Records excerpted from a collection

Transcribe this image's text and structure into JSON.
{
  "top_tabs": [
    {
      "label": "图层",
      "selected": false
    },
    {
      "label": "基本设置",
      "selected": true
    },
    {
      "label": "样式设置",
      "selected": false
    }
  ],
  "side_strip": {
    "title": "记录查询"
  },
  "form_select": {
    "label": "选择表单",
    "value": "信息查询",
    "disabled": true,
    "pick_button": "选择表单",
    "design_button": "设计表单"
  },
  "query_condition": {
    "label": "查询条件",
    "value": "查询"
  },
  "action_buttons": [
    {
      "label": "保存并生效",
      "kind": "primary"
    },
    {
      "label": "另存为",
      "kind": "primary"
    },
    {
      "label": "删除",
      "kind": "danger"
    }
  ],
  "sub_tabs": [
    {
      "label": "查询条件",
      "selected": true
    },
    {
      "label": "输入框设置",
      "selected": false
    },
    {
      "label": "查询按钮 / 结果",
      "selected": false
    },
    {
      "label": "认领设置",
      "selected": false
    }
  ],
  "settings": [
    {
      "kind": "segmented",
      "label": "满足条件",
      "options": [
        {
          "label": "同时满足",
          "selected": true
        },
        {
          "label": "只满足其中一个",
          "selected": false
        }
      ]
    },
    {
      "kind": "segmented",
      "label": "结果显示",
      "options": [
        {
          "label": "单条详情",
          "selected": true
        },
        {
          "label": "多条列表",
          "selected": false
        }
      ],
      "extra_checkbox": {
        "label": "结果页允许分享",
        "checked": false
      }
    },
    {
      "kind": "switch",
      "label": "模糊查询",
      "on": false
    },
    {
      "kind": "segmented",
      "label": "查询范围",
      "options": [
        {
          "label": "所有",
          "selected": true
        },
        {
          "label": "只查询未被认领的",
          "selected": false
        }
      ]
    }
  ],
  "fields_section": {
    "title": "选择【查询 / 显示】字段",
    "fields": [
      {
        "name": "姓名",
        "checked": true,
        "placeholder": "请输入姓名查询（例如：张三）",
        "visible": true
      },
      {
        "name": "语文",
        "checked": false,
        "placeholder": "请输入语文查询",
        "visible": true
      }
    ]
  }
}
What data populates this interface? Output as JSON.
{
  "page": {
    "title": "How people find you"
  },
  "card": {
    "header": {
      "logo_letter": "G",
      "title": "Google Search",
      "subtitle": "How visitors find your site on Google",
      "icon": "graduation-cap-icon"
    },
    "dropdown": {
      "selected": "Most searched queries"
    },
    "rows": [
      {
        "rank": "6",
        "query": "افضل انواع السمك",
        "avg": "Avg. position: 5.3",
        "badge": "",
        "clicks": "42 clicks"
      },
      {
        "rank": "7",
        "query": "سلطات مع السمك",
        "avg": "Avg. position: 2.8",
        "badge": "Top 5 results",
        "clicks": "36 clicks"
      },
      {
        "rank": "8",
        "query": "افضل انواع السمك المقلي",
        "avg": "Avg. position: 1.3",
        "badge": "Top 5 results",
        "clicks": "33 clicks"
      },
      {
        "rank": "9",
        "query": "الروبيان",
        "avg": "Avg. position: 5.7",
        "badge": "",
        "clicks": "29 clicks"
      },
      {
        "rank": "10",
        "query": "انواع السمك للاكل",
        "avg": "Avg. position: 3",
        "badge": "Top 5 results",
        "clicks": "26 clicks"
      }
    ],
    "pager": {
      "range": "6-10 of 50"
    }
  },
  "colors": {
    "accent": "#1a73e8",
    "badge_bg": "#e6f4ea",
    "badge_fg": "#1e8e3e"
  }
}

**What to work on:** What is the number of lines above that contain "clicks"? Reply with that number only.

**Exercise output:** 5